Their increased facility permits them to appreciate the ways in which language can be used to convey multiple messages, such as satire, metaphor, and sarcasm. Children younger than age nine often cannot comprehend sarcasm at all. Metacognition A third gain in cognitive ability involves thinking about thinking itself, a process referred to as metacognition. It often involves monitoring one's own cognitive activity during the thinking process.
Adolescents' improvements in knowledge of their own thinking patterns lead to better self-control and more effective studying. It is also relevant in social cognition, resulting in increased introspection , self-consciousness , and intellectualization in the sense of thought about one's own thoughts, rather than the Freudian definition as a defense mechanism. Adolescents are much better able than children to understand that people do not have complete control over their mental activity.
Being able to introspect may lead to two forms of adolescent egocentrism, which results in two distinct problems in thinking: These likely peak at age fifteen, along with self-consciousness in general.
Through experience outside the family circle, they learn that rules they were taught as absolute are in fact relativistic. They begin to differentiate between rules instituted out of common sense—not touching a hot stove—and those that are based on culturally-relative standards codes of etiquette, not dating until a certain age , a delineation that younger children do not make. This can lead to a period of questioning authority in all domains.
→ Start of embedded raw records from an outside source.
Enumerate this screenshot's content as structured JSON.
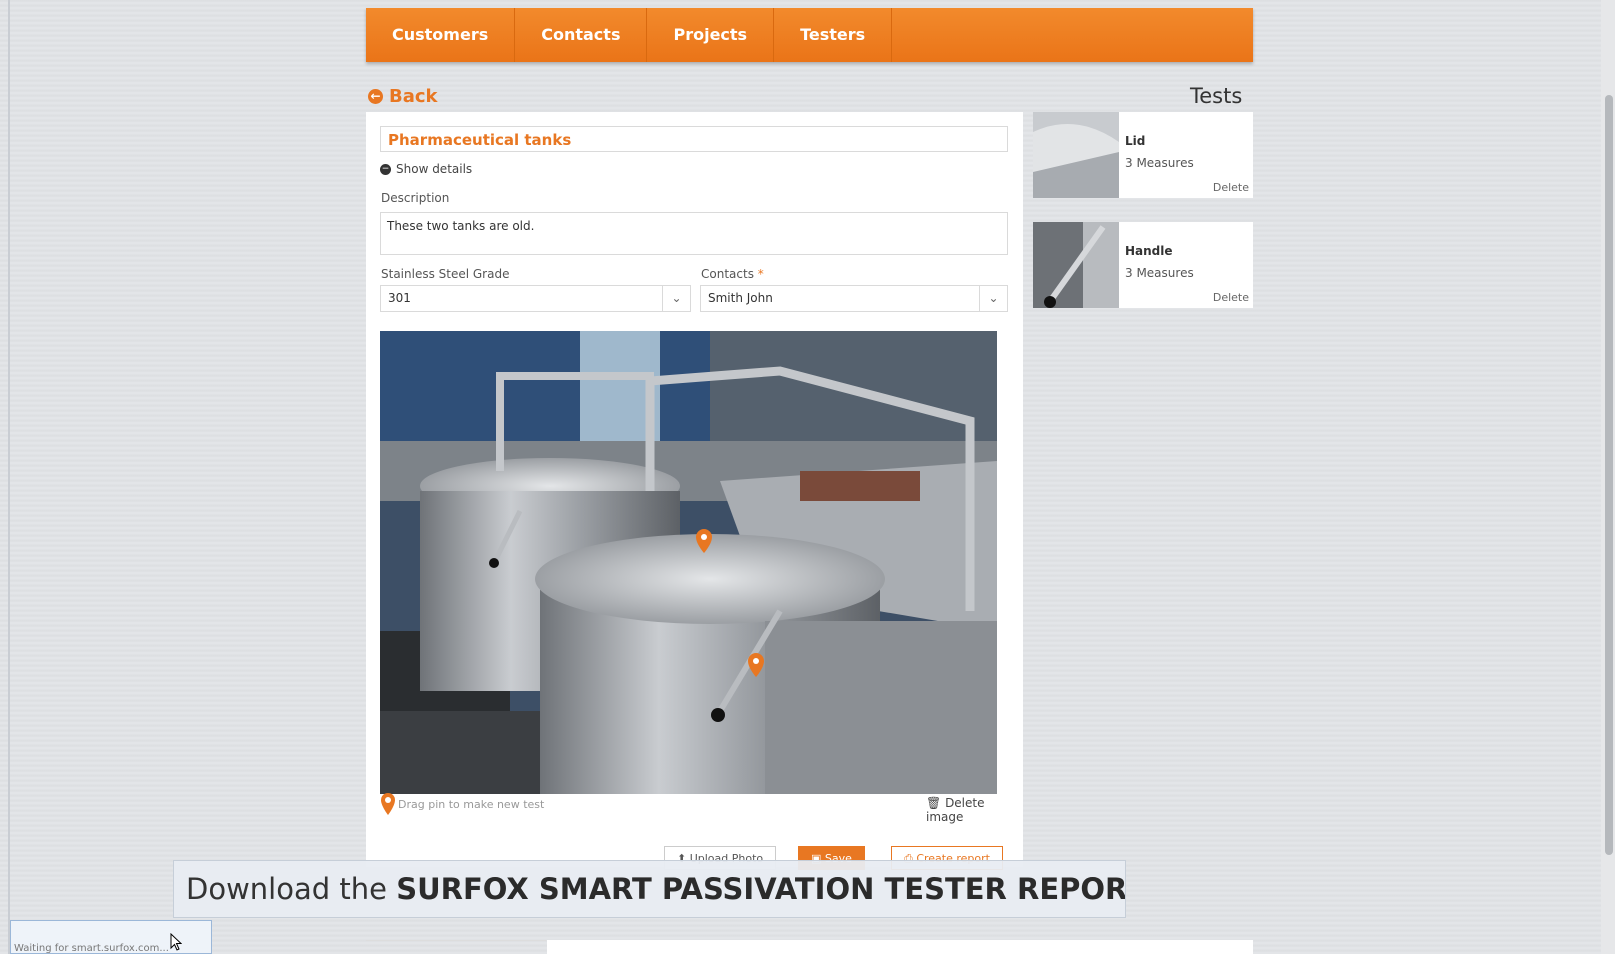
{
  "nav": {
    "items": [
      "Customers",
      "Contacts",
      "Projects",
      "Testers"
    ]
  },
  "back": {
    "label": "Back"
  },
  "tests": {
    "title": "Tests",
    "cards": [
      {
        "name": "Lid",
        "measures": "3 Measures",
        "delete": "Delete"
      },
      {
        "name": "Handle",
        "measures": "3 Measures",
        "delete": "Delete"
      }
    ]
  },
  "form": {
    "title": "Pharmaceutical tanks",
    "show_details": "Show details",
    "description_label": "Description",
    "description_value": "These two tanks are old.",
    "grade_label": "Stainless Steel Grade",
    "grade_value": "301",
    "contacts_label": "Contacts",
    "contacts_required": "*",
    "contacts_value": "Smith John",
    "drag_hint": "Drag pin to make new test",
    "delete_image": "Delete image",
    "buttons": {
      "upload": "Upload Photo",
      "save": "Save",
      "report": "Create report"
    }
  },
  "banner": {
    "prefix": "Download the ",
    "filename": "SURFOX SMART PASSIVATION TESTER REPORT.pdf"
  },
  "status_bar": {
    "text": "Waiting for smart.surfox.com..."
  },
  "colors": {
    "accent": "#e87722"
  }
}
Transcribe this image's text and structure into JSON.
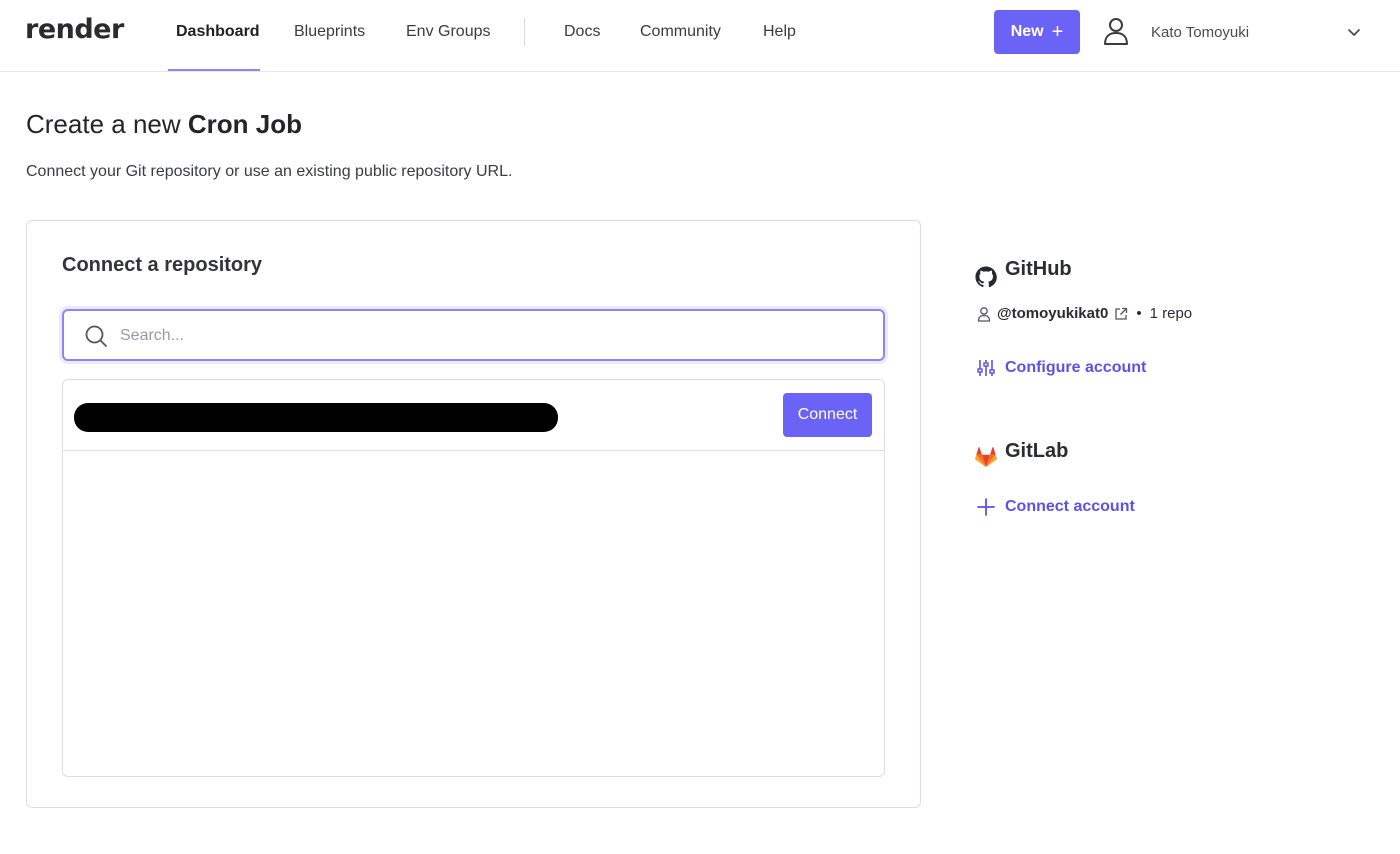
{
  "header": {
    "logo": "render",
    "nav": [
      "Dashboard",
      "Blueprints",
      "Env Groups",
      "Docs",
      "Community",
      "Help"
    ],
    "new_label": "New",
    "user_name": "Kato Tomoyuki"
  },
  "page": {
    "title_prefix": "Create a new",
    "title_strong": "Cron Job",
    "subtitle": "Connect your Git repository or use an existing public repository URL."
  },
  "repo_card": {
    "title": "Connect a repository",
    "search_placeholder": "Search...",
    "connect_label": "Connect"
  },
  "github": {
    "title": "GitHub",
    "handle": "@tomoyukikat0",
    "separator": "•",
    "repo_count": "1 repo",
    "configure_label": "Configure account"
  },
  "gitlab": {
    "title": "GitLab",
    "connect_label": "Connect account"
  },
  "colors": {
    "accent": "#6b63f6",
    "link": "#5b52e8",
    "border": "#dcdde6"
  }
}
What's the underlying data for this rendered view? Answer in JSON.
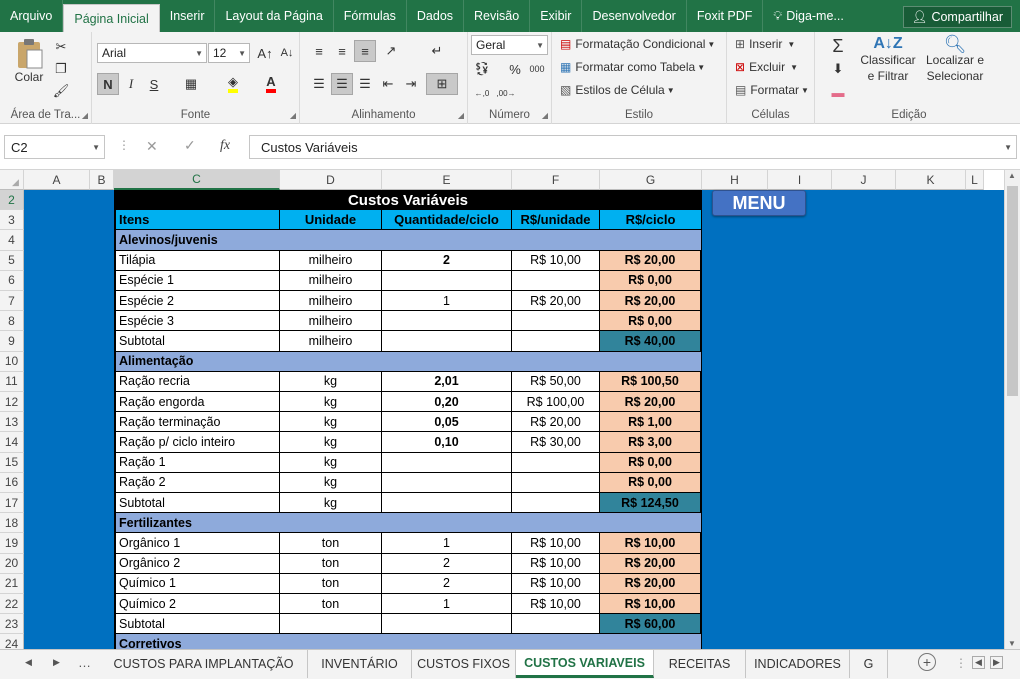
{
  "ribbon_tabs": [
    "Arquivo",
    "Página Inicial",
    "Inserir",
    "Layout da Página",
    "Fórmulas",
    "Dados",
    "Revisão",
    "Exibir",
    "Desenvolvedor",
    "Foxit PDF"
  ],
  "tell_me": "Diga-me...",
  "share_label": "Compartilhar",
  "clipboard": {
    "paste": "Colar",
    "group": "Área de Tra..."
  },
  "font": {
    "name": "Arial",
    "size": "12",
    "bold": "N",
    "italic": "I",
    "underline": "S",
    "group": "Fonte"
  },
  "alignment": {
    "group": "Alinhamento"
  },
  "number": {
    "format": "Geral",
    "percent": "%",
    "thousands": "000",
    "group": "Número"
  },
  "styles": {
    "conditional": "Formatação Condicional",
    "table": "Formatar como Tabela",
    "cell_styles": "Estilos de Célula",
    "group": "Estilo"
  },
  "cells": {
    "insert": "Inserir",
    "delete": "Excluir",
    "format": "Formatar",
    "group": "Células"
  },
  "editing": {
    "sum": "Σ",
    "sort1": "Classificar",
    "sort2": "e Filtrar",
    "find1": "Localizar e",
    "find2": "Selecionar",
    "group": "Edição"
  },
  "formula_bar": {
    "name_box": "C2",
    "fx": "fx",
    "formula": "Custos Variáveis"
  },
  "columns": [
    "A",
    "B",
    "C",
    "D",
    "E",
    "F",
    "G",
    "H",
    "I",
    "J",
    "K",
    "L"
  ],
  "rows": [
    "2",
    "3",
    "4",
    "5",
    "6",
    "7",
    "8",
    "9",
    "10",
    "11",
    "12",
    "13",
    "14",
    "15",
    "16",
    "17",
    "18",
    "19",
    "20",
    "21",
    "22",
    "23",
    "24"
  ],
  "menu_button": "MENU",
  "sheet": {
    "title": "Custos Variáveis",
    "headers": [
      "Itens",
      "Unidade",
      "Quantidade/ciclo",
      "R$/unidade",
      "R$/ciclo"
    ],
    "rows": [
      {
        "type": "section",
        "item": "Alevinos/juvenis"
      },
      {
        "type": "data",
        "item": "Tilápia",
        "unit": "milheiro",
        "qty": "2",
        "qty_bold": true,
        "price": "R$ 10,00",
        "total": "R$ 20,00"
      },
      {
        "type": "data",
        "item": "Espécie 1",
        "unit": "milheiro",
        "qty": "",
        "price": "",
        "total": "R$ 0,00"
      },
      {
        "type": "data",
        "item": "Espécie 2",
        "unit": "milheiro",
        "qty": "1",
        "qty_bold": false,
        "price": "R$ 20,00",
        "total": "R$ 20,00"
      },
      {
        "type": "data",
        "item": "Espécie 3",
        "unit": "milheiro",
        "qty": "",
        "price": "",
        "total": "R$ 0,00"
      },
      {
        "type": "subtotal",
        "item": "Subtotal",
        "unit": "milheiro",
        "qty": "",
        "price": "",
        "total": "R$ 40,00"
      },
      {
        "type": "section",
        "item": "Alimentação"
      },
      {
        "type": "data",
        "item": "Ração recria",
        "unit": "kg",
        "qty": "2,01",
        "qty_bold": true,
        "price": "R$ 50,00",
        "total": "R$ 100,50"
      },
      {
        "type": "data",
        "item": "Ração engorda",
        "unit": "kg",
        "qty": "0,20",
        "qty_bold": true,
        "price": "R$ 100,00",
        "total": "R$ 20,00"
      },
      {
        "type": "data",
        "item": "Ração terminação",
        "unit": "kg",
        "qty": "0,05",
        "qty_bold": true,
        "price": "R$ 20,00",
        "total": "R$ 1,00"
      },
      {
        "type": "data",
        "item": "Ração p/ ciclo inteiro",
        "unit": "kg",
        "qty": "0,10",
        "qty_bold": true,
        "price": "R$ 30,00",
        "total": "R$ 3,00"
      },
      {
        "type": "data",
        "item": "Ração 1",
        "unit": "kg",
        "qty": "",
        "price": "",
        "total": "R$ 0,00"
      },
      {
        "type": "data",
        "item": "Ração 2",
        "unit": "kg",
        "qty": "",
        "price": "",
        "total": "R$ 0,00"
      },
      {
        "type": "subtotal",
        "item": "Subtotal",
        "unit": "kg",
        "qty": "",
        "price": "",
        "total": "R$ 124,50"
      },
      {
        "type": "section",
        "item": "Fertilizantes"
      },
      {
        "type": "data",
        "item": "Orgânico 1",
        "unit": "ton",
        "qty": "1",
        "qty_bold": false,
        "price": "R$ 10,00",
        "total": "R$ 10,00"
      },
      {
        "type": "data",
        "item": "Orgânico 2",
        "unit": "ton",
        "qty": "2",
        "qty_bold": false,
        "price": "R$ 10,00",
        "total": "R$ 20,00"
      },
      {
        "type": "data",
        "item": "Químico 1",
        "unit": "ton",
        "qty": "2",
        "qty_bold": false,
        "price": "R$ 10,00",
        "total": "R$ 20,00"
      },
      {
        "type": "data",
        "item": "Químico 2",
        "unit": "ton",
        "qty": "1",
        "qty_bold": false,
        "price": "R$ 10,00",
        "total": "R$ 10,00"
      },
      {
        "type": "subtotal",
        "item": "Subtotal",
        "unit": "",
        "qty": "",
        "price": "",
        "total": "R$ 60,00"
      },
      {
        "type": "section",
        "item": "Corretivos"
      }
    ]
  },
  "sheet_tabs": [
    "CUSTOS PARA IMPLANTAÇÃO",
    "INVENTÁRIO",
    "CUSTOS FIXOS",
    "CUSTOS VARIAVEIS",
    "RECEITAS",
    "INDICADORES",
    "G"
  ],
  "active_sheet": "CUSTOS VARIAVEIS",
  "colors": {
    "excel_green": "#217346",
    "blue_bg": "#0070c0",
    "header_blue": "#00b0f0",
    "section_blue": "#8eaadb",
    "total_orange": "#f8cbad",
    "subtotal_teal": "#31849b",
    "menu_blue": "#4472c4"
  }
}
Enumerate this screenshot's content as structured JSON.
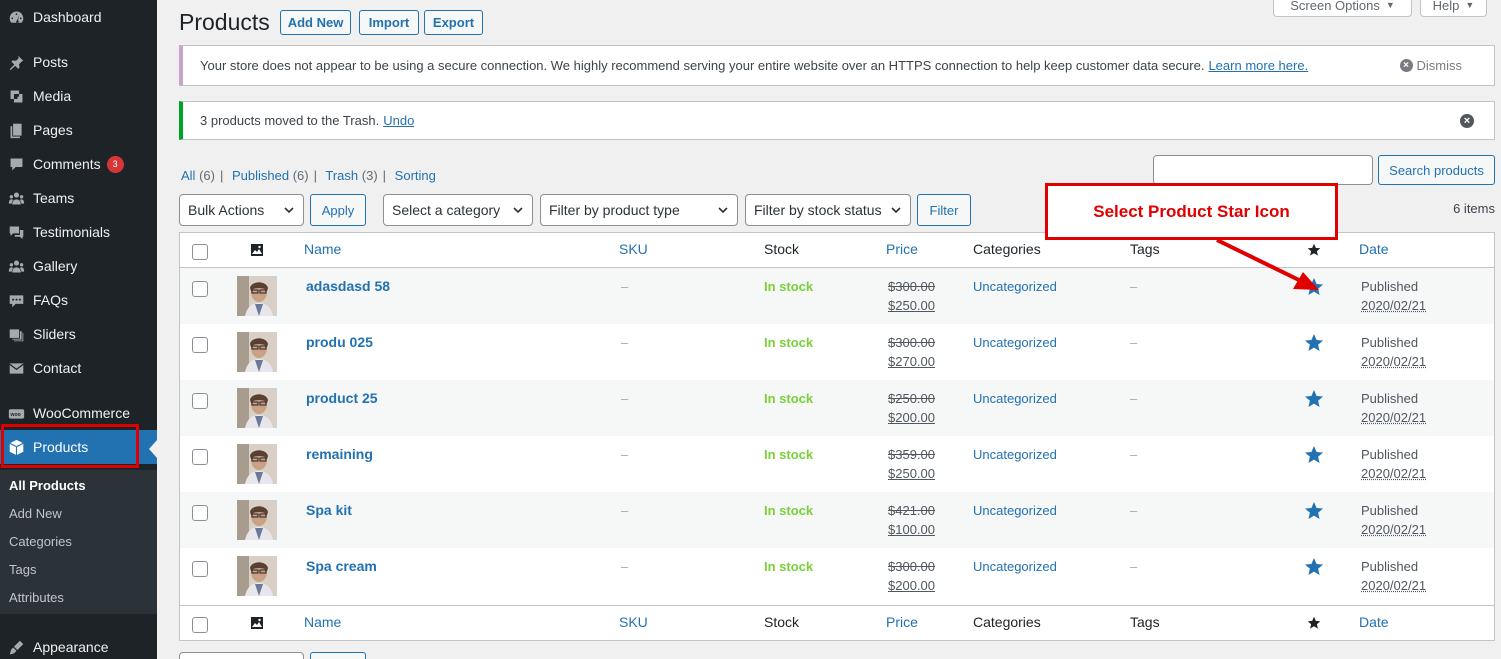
{
  "sidebar": {
    "items": [
      {
        "label": "Dashboard",
        "icon": "dashboard-icon"
      },
      {
        "label": "Posts",
        "icon": "pin-icon"
      },
      {
        "label": "Media",
        "icon": "media-icon"
      },
      {
        "label": "Pages",
        "icon": "pages-icon"
      },
      {
        "label": "Comments",
        "icon": "comment-icon",
        "badge": "3"
      },
      {
        "label": "Teams",
        "icon": "groups-icon"
      },
      {
        "label": "Testimonials",
        "icon": "testimonial-icon"
      },
      {
        "label": "Gallery",
        "icon": "groups-icon"
      },
      {
        "label": "FAQs",
        "icon": "faq-icon"
      },
      {
        "label": "Sliders",
        "icon": "slider-icon"
      },
      {
        "label": "Contact",
        "icon": "mail-icon"
      },
      {
        "label": "WooCommerce",
        "icon": "woo-icon"
      },
      {
        "label": "Products",
        "icon": "box-icon"
      },
      {
        "label": "Appearance",
        "icon": "brush-icon"
      }
    ],
    "submenu": [
      "All Products",
      "Add New",
      "Categories",
      "Tags",
      "Attributes"
    ]
  },
  "header": {
    "title": "Products",
    "add_new": "Add New",
    "import": "Import",
    "export": "Export",
    "screen_options": "Screen Options",
    "help": "Help"
  },
  "notices": {
    "https_text": "Your store does not appear to be using a secure connection. We highly recommend serving your entire website over an HTTPS connection to help keep customer data secure.",
    "https_link": "Learn more here.",
    "dismiss": "Dismiss",
    "trash_text": "3 products moved to the Trash.",
    "undo": "Undo"
  },
  "views": {
    "all": "All",
    "all_count": "(6)",
    "published": "Published",
    "published_count": "(6)",
    "trash": "Trash",
    "trash_count": "(3)",
    "sorting": "Sorting"
  },
  "search": {
    "value": "",
    "button": "Search products"
  },
  "filters": {
    "bulk_actions": "Bulk Actions",
    "apply": "Apply",
    "category": "Select a category",
    "product_type": "Filter by product type",
    "stock_status": "Filter by stock status",
    "filter": "Filter",
    "items_count": "6 items"
  },
  "columns": {
    "name": "Name",
    "sku": "SKU",
    "stock": "Stock",
    "price": "Price",
    "categories": "Categories",
    "tags": "Tags",
    "date": "Date"
  },
  "products": [
    {
      "name": "adasdasd 58",
      "sku": "–",
      "stock": "In stock",
      "old_price": "$300.00",
      "new_price": "$250.00",
      "category": "Uncategorized",
      "tags": "–",
      "status": "Published",
      "date": "2020/02/21"
    },
    {
      "name": "produ 025",
      "sku": "–",
      "stock": "In stock",
      "old_price": "$300.00",
      "new_price": "$270.00",
      "category": "Uncategorized",
      "tags": "–",
      "status": "Published",
      "date": "2020/02/21"
    },
    {
      "name": "product 25",
      "sku": "–",
      "stock": "In stock",
      "old_price": "$250.00",
      "new_price": "$200.00",
      "category": "Uncategorized",
      "tags": "–",
      "status": "Published",
      "date": "2020/02/21"
    },
    {
      "name": "remaining",
      "sku": "–",
      "stock": "In stock",
      "old_price": "$359.00",
      "new_price": "$250.00",
      "category": "Uncategorized",
      "tags": "–",
      "status": "Published",
      "date": "2020/02/21"
    },
    {
      "name": "Spa kit",
      "sku": "–",
      "stock": "In stock",
      "old_price": "$421.00",
      "new_price": "$100.00",
      "category": "Uncategorized",
      "tags": "–",
      "status": "Published",
      "date": "2020/02/21"
    },
    {
      "name": "Spa cream",
      "sku": "–",
      "stock": "In stock",
      "old_price": "$300.00",
      "new_price": "$200.00",
      "category": "Uncategorized",
      "tags": "–",
      "status": "Published",
      "date": "2020/02/21"
    }
  ],
  "annotation": {
    "callout": "Select Product Star Icon"
  },
  "colors": {
    "accent": "#2271b1",
    "in_stock": "#7ad03a",
    "annotation": "#e00000",
    "sidebar": "#1d2327"
  }
}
Thus, it is during the adolescence-adulthood transition that individuals acquire the type of wisdom that is associated with age.
Wisdom is not the same as intelligence: Risk-taking Because most injuries sustained by adolescents are related to risky behavior car crashes , alcohol, unprotected sex , a great deal of research has been done on the cognitive and emotional processes underlying adolescent risk-taking.